I have just read that Joel Fitzgibbon supports sending troops into Pakistan:What I found even more interesting and worth a ponder were all the comments posted. 100 at last look. But why all the shouting and crowing – Labor versus Liberal is all a bit old school isn’t it when both parties are significantly similar in their approaches to issues both domestically and internationally. Well, OK Labor has amended the mandatory detention legislation (but hasn’t got rid of it – although it was a Labor government that started the policy wasn’t it?). Whichever party is in don’t we simply expect them to help us make things better and if not that – make things better for us. And that ‘us’ can be your family or as far reaching as people on the other side of the world if it is possible. Who would say no to that. I was in Kabul in May this year and wound up in a conversation at a party with a Pakistani consular official who had quite a few thoughts on this very matter. He quoted a Pashtun proverb: ‘If you are worried for your country, look to your state.
If you are worried for your state, look to your village.
If you are worried for your village, look to your family.
If you are worried for your family, look to yourself.’ He then went on to say that he was now worried for his village. His grandmother still lived in the village one hundred or so kilometres north of Peshawar and that an Afghan mullah has begun to preach violence and mayhem and moral fundamentalism including the seclusion of women from work. This man grew more distraught and animated as he described how his village had been peaceful for centuries and centuries. He then said: ‘There is a jungle fire coming my way and it will engulf you too.’ He was pointing at me and meant Australia. Now whether you believe this or not is not my point. Neither is whether you support troops going into Pakistan, Afghanistan or Iraq or not. My point is that this situation (and all others in this contemporary world) needs to be engaged with, thought about and not used simply to criticise one political party or the other. That is what has gone before. Now we need a different way forward. If we have learnt anything surely we must have learnt that. It doesn’t serve anyone to repeat mistakes or history. And here’s another story off the ABC news site about the fishing rights win in NT When I posted my comment on that story there were no other comments posted (there are now 12). Why not 100? Why is there not as much interest in this story? It is a first for Indigenous people in Australia and has taken 30 years of fighting to win. It is important to Australia and Australian law for a vast number of reasons.
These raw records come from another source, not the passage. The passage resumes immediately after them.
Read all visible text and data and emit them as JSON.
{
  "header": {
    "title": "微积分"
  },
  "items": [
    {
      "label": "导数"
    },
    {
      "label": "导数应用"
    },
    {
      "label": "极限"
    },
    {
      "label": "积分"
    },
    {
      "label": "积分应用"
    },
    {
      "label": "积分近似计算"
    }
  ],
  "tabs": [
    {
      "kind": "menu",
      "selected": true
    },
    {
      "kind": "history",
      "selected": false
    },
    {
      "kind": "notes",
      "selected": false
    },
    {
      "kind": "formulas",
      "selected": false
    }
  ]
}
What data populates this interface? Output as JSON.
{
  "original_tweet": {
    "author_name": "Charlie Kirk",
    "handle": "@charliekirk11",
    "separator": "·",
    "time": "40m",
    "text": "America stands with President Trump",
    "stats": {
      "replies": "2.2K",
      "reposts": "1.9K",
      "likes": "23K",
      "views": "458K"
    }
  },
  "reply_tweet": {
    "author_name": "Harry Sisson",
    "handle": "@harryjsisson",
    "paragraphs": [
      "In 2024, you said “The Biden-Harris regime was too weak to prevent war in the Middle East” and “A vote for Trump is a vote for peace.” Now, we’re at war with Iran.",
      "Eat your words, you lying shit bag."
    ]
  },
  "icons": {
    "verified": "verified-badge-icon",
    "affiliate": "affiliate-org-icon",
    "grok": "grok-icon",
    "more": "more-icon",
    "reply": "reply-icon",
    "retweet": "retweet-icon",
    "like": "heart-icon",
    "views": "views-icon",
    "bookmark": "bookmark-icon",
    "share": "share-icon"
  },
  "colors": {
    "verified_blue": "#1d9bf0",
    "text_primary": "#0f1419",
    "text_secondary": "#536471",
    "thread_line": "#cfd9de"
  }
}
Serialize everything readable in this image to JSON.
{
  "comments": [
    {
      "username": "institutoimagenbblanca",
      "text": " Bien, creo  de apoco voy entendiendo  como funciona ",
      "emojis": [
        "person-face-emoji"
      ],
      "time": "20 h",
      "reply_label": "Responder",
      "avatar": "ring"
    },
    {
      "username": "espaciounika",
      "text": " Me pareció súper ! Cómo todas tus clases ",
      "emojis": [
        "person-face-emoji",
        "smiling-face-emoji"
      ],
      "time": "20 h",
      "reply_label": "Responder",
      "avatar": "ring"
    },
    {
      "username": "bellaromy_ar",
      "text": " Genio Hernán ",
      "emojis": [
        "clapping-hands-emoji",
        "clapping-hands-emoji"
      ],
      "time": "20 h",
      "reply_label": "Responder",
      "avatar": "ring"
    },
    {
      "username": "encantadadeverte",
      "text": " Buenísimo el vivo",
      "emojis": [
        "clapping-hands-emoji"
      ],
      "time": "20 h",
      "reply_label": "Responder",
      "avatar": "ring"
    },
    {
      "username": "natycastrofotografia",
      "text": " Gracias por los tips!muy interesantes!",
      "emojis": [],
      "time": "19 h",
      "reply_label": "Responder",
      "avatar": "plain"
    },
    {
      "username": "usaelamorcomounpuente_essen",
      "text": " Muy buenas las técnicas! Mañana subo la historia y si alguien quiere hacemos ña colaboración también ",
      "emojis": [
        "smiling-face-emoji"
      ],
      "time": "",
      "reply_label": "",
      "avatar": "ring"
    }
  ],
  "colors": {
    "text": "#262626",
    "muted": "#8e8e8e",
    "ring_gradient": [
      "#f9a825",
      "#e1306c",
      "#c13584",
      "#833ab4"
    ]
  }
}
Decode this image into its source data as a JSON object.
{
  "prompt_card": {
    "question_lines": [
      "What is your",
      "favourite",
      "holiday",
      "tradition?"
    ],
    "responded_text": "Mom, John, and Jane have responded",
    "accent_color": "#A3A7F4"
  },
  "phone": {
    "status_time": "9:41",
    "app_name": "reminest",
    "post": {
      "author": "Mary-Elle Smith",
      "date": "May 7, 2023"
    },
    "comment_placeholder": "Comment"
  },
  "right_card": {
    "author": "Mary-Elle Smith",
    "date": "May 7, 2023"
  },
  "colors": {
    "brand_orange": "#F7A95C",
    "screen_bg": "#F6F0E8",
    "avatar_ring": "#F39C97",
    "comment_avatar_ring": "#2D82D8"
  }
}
Is it because people don’t know any indigenous people? Because it happened in the NT so what do Syd-Melb care? Because it is boring Australian law and no one really understands what effects it has on our lives? Perhaps all the people who commented on Joel Fitzgibbon’s statement know Afghans, Pakistanis or Australian defence force personnel and they have an emotional and personal response to the thought that Australian troops may end up in Pakistan? Perhaps it is easier to grandstand about things external than think thoroughly about an issue. Or perhaps posts just aren’t the place for comment of this nature and is only good for posturing. I don’t know but it is worth a thought. Or perhaps they all need to be paying more attention to their villages? Just a thought.